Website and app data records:
[Start of section]

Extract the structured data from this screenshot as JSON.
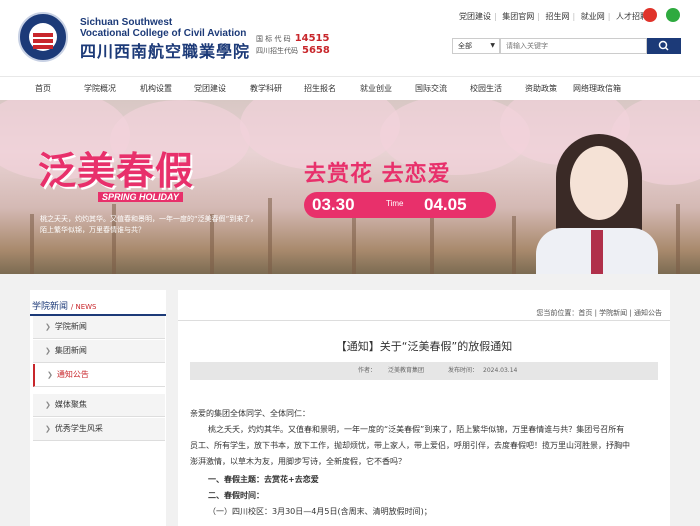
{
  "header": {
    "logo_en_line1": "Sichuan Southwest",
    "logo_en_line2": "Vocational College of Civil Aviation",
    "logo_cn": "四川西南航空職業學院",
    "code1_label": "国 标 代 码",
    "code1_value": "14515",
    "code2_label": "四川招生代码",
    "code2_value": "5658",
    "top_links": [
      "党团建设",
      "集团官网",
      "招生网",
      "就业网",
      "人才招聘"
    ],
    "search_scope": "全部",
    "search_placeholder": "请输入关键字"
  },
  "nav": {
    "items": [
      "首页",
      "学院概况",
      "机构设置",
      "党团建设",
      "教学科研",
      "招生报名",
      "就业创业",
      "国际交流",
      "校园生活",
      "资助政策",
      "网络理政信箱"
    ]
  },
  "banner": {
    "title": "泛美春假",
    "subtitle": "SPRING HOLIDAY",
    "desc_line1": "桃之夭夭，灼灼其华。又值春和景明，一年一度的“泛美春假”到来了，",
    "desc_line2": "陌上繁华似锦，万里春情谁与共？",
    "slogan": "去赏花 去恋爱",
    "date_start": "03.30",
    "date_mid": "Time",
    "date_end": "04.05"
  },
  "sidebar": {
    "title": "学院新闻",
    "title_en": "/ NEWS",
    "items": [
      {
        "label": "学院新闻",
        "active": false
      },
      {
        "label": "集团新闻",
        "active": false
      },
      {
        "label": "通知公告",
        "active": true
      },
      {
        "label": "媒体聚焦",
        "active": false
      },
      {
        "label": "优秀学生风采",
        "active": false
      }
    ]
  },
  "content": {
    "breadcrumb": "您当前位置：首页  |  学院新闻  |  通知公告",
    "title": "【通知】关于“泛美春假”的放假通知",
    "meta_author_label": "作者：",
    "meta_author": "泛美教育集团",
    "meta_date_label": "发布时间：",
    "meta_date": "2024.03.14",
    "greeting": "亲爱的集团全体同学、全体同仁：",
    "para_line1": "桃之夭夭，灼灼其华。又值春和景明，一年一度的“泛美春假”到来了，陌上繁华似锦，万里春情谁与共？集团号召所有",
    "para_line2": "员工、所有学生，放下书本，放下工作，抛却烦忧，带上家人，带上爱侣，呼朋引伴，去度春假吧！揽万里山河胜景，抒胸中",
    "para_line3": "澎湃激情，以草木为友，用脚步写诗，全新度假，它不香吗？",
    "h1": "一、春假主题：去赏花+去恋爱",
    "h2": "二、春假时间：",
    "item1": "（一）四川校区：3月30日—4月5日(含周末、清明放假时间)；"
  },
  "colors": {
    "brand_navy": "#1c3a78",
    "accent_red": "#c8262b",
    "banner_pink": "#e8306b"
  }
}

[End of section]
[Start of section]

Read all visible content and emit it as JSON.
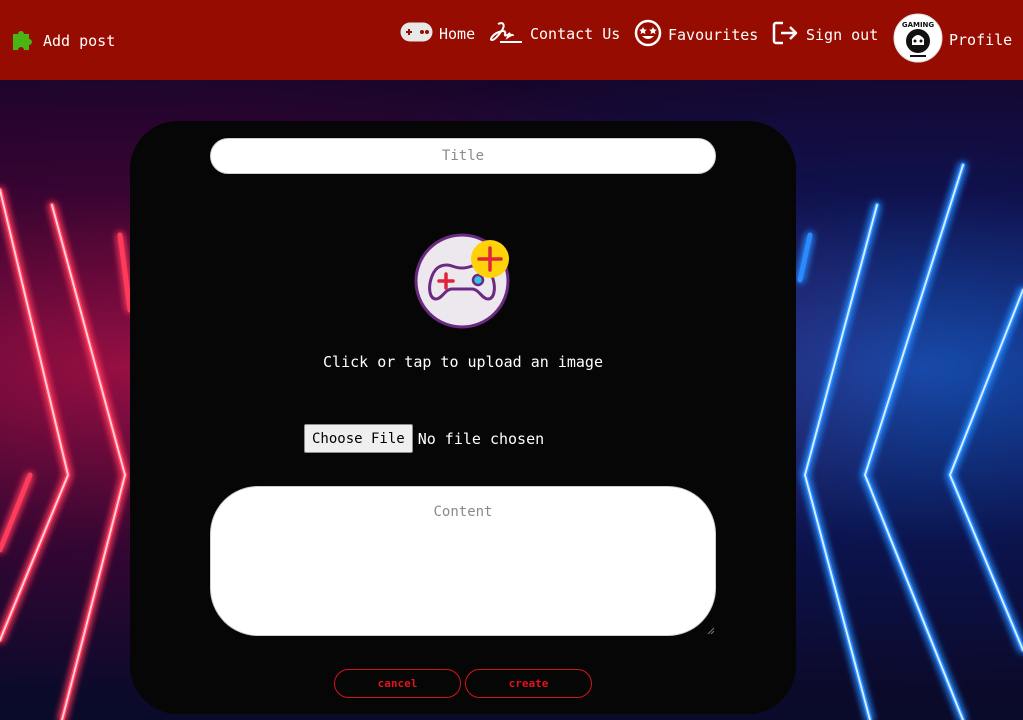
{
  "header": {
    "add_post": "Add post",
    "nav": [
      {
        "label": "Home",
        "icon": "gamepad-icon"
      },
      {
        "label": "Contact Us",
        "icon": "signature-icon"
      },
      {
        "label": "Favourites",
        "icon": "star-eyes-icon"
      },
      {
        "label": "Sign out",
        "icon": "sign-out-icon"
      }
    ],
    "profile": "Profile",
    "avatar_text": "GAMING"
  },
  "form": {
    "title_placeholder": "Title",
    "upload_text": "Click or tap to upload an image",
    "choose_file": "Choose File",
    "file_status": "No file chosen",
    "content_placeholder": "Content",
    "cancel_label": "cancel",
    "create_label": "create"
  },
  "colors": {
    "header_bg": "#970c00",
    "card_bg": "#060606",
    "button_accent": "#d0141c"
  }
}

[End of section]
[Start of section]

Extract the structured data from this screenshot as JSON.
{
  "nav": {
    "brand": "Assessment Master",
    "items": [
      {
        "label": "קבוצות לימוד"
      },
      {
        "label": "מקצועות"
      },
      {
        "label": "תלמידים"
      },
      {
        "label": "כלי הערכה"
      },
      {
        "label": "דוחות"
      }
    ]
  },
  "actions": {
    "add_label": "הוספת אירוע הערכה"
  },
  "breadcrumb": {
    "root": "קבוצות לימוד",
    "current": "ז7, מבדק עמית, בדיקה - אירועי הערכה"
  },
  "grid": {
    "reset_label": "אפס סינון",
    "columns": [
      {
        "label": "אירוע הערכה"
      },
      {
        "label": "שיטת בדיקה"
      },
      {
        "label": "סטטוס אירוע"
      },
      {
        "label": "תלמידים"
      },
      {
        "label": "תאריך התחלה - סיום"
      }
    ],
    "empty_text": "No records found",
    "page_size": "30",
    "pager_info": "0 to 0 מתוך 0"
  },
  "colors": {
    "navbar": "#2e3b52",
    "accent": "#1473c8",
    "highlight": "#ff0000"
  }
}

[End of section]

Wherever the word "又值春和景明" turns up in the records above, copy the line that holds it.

    "desc_line1": "桃之夭夭，灼灼其华。又值春和景明，一年一度的“泛美春假”到来了，",
    "para_line1": "桃之夭夭，灼灼其华。又值春和景明，一年一度的“泛美春假”到来了，陌上繁华似锦，万里春情谁与共？集团号召所有",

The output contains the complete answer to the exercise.